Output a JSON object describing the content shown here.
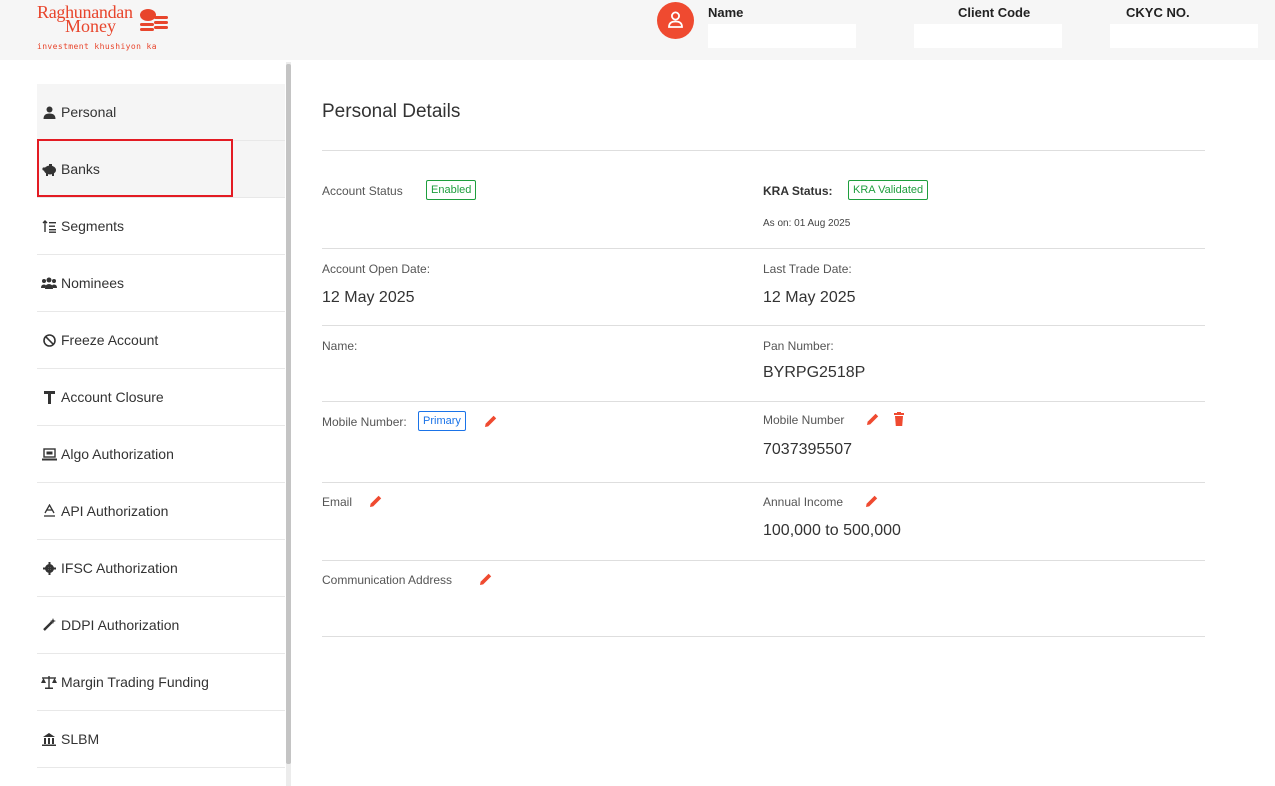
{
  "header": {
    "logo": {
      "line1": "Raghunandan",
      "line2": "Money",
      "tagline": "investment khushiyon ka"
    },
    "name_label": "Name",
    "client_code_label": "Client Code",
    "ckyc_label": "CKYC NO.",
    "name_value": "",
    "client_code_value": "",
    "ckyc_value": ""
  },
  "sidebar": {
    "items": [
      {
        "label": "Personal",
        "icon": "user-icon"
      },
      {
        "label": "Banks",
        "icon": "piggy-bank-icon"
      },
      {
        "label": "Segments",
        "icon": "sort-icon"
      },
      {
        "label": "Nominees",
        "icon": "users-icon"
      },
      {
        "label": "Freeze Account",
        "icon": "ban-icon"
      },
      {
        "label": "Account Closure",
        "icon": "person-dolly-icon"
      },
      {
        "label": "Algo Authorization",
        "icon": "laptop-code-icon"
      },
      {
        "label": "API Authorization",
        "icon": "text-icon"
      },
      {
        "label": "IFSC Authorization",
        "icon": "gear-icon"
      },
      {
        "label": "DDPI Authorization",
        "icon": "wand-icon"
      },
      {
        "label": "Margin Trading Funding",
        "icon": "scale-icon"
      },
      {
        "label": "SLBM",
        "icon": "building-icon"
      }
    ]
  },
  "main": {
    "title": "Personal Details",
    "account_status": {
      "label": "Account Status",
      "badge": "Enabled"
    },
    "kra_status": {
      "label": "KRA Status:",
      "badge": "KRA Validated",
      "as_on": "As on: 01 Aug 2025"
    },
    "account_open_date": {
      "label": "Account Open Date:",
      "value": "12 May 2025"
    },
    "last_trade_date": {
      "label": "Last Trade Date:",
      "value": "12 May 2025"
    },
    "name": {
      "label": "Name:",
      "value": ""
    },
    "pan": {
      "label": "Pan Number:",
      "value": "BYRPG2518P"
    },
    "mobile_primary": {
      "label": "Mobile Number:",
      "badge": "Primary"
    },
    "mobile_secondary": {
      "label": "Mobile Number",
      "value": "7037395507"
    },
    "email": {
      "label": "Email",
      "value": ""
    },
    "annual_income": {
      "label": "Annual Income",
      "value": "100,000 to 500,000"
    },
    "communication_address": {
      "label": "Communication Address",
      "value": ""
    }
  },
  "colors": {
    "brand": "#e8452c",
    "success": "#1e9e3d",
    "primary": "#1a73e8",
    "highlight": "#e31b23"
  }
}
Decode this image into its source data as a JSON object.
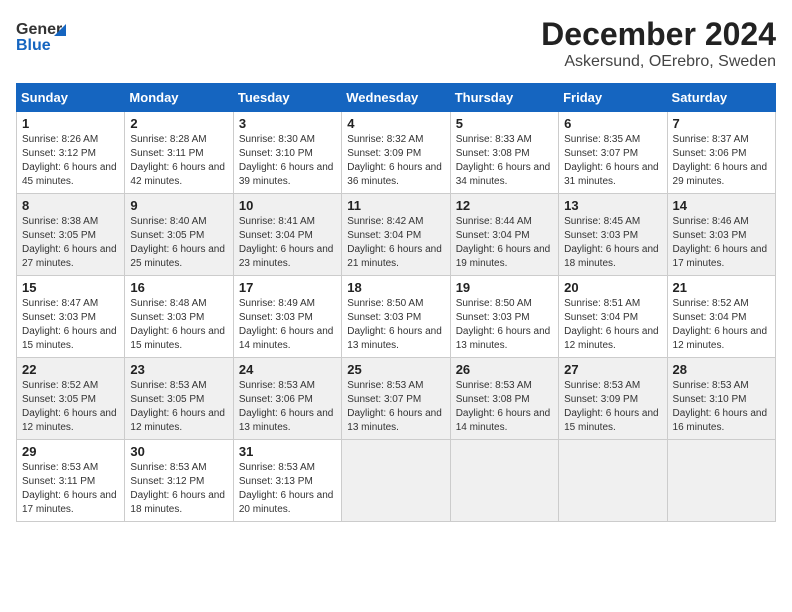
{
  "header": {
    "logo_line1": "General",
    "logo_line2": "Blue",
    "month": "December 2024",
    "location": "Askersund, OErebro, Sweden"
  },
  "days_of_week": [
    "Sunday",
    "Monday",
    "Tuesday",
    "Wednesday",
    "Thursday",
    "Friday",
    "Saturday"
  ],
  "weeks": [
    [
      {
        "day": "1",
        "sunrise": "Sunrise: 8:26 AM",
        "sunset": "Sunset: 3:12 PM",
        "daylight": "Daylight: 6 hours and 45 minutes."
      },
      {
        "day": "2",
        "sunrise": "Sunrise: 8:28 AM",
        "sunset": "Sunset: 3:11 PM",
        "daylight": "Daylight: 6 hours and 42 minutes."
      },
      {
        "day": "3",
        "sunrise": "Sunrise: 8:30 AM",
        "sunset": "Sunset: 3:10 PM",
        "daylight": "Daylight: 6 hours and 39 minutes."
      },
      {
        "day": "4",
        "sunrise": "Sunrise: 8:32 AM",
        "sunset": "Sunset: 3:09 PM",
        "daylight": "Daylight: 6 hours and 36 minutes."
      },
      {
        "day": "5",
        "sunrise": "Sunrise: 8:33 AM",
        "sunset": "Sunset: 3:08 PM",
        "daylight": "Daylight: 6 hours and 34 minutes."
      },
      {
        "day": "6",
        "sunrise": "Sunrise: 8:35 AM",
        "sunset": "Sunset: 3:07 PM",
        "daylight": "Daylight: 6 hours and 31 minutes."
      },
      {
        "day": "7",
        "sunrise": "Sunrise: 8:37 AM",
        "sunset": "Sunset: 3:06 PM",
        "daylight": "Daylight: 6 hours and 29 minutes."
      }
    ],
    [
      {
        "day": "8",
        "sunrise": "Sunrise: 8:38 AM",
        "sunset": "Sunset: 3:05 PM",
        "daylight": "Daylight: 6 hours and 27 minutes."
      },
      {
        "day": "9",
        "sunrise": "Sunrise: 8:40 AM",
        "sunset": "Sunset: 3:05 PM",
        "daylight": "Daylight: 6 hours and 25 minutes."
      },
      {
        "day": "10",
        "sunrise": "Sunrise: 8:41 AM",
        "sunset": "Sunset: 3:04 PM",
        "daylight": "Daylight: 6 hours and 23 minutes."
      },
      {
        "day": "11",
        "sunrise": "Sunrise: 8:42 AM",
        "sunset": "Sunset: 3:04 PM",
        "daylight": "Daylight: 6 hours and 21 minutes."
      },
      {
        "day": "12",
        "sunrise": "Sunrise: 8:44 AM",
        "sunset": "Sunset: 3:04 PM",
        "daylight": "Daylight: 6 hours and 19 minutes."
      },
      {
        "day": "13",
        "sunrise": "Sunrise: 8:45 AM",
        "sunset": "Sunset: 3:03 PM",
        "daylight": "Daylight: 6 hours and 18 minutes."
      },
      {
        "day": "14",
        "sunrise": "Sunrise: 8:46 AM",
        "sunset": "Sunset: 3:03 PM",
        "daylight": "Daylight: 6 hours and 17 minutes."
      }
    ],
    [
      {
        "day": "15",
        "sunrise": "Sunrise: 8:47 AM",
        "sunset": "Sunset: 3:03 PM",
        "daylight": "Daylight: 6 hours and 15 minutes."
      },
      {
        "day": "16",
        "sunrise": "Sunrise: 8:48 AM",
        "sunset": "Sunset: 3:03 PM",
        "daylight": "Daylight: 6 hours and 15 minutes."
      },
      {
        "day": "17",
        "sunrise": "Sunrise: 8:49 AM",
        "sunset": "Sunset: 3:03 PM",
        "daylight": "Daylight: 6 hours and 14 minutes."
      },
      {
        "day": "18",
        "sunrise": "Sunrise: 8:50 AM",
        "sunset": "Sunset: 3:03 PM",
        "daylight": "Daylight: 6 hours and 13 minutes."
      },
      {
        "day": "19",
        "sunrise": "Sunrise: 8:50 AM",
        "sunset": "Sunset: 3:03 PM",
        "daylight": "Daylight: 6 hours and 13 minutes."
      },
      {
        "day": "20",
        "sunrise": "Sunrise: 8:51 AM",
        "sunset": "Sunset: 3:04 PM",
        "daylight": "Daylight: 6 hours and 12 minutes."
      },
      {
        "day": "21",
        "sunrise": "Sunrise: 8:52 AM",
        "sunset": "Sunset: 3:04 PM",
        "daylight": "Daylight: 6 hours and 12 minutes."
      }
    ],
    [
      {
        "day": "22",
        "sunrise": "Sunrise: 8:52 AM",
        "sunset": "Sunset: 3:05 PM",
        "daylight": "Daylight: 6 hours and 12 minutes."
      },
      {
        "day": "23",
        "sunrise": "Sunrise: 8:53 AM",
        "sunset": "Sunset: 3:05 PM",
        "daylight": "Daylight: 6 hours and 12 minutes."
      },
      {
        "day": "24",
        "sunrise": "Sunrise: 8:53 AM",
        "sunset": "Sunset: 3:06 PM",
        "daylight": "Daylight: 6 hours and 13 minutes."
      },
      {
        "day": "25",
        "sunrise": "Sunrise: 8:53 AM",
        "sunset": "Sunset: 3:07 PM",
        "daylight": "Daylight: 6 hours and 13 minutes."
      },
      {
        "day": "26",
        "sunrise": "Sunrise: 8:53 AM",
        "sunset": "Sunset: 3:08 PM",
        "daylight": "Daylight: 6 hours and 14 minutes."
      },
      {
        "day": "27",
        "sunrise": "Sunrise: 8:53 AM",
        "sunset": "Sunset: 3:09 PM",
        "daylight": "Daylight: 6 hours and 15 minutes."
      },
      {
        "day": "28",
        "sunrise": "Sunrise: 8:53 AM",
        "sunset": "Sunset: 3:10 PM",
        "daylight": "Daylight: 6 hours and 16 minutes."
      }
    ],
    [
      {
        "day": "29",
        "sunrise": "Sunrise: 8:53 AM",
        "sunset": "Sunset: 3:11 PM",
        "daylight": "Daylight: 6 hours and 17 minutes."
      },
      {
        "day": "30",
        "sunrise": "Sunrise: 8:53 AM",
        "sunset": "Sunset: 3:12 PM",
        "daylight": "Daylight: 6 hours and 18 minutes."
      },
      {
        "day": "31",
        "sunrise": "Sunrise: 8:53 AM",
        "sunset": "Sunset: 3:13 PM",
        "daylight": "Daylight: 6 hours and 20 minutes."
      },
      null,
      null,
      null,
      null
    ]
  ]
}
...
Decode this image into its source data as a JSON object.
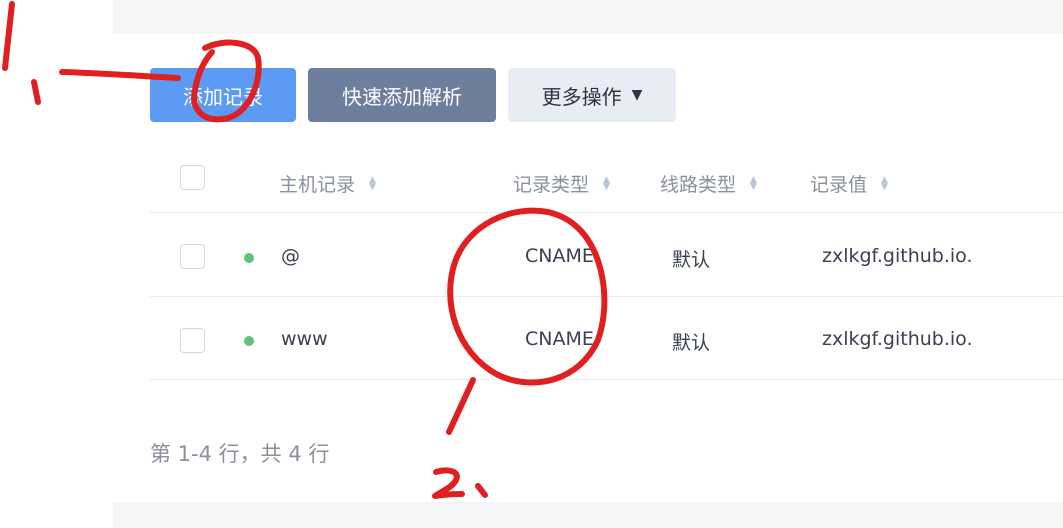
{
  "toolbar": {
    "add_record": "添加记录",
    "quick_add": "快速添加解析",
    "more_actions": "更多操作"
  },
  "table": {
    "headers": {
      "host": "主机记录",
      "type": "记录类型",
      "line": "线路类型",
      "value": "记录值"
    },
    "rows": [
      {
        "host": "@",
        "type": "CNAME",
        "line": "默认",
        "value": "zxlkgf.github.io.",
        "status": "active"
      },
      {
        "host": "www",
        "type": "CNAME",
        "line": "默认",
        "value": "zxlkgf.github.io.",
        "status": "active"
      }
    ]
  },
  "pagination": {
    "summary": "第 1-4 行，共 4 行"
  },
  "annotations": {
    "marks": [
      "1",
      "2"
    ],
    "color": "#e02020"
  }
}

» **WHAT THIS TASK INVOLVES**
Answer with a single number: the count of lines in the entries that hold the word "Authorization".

» **ANSWER SECTION**
4